MS does change with age, making caring for older patients more complex. They are more at risk for disease progression, when symptoms increase and worsen, and more susceptible to complications from treatments that suppress the immune system.

“As you get older, you’re more likely to have comorbid conditions,” said Freeman, who has been gathering data from her older patients to identify biomarkers of disease progression and gauge their therapeutic responses. “You can have cancer. You can have dementia of other causes. You can have neuropathies or cardiovascular disease. Taking a broad view is important when we look at the aging population because MS can explain a lot, but it doesn’t always explain everything.”

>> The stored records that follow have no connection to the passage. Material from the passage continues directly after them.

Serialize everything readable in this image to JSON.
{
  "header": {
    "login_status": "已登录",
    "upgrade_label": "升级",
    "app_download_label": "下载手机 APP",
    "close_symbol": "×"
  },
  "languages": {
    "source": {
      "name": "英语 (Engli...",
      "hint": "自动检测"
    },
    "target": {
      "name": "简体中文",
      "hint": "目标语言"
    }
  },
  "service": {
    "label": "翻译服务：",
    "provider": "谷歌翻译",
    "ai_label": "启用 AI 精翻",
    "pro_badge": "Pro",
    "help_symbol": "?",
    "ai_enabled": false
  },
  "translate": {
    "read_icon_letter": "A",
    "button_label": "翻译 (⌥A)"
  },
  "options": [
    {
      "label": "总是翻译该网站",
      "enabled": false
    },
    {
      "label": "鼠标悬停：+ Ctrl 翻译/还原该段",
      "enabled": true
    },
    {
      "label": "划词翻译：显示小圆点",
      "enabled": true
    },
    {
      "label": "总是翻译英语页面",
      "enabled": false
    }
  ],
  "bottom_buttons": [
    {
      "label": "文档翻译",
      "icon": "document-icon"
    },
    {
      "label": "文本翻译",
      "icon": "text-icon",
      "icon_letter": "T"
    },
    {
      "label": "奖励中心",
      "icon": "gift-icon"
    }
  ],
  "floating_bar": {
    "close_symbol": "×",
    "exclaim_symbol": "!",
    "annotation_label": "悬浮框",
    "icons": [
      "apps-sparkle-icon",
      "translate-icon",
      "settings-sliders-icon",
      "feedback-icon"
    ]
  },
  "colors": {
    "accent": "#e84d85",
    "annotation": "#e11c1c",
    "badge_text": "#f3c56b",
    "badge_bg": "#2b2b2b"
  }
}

Freeman, who also cares for patients at Dell’s Multiple Sclerosis and Neuroimmunology Center, said her aim is to focus on the proper approach for each symptom so patients can thrive.

“The vision for our Healthy Aging with MS program is to deliver care that is specifically tailored to the needs of people living with MS as they get older,” she said. “At the same time, our goal is to answer the research questions that matter most to our patients and to provide meaningful education to help them on their journey with MS.”

Freeman plans to hold focus groups to determine how older patients want their care structured and delivered. She also plans to study what drives MS progression and disability in older people, as well as the risks they face in taking multiple MS medications.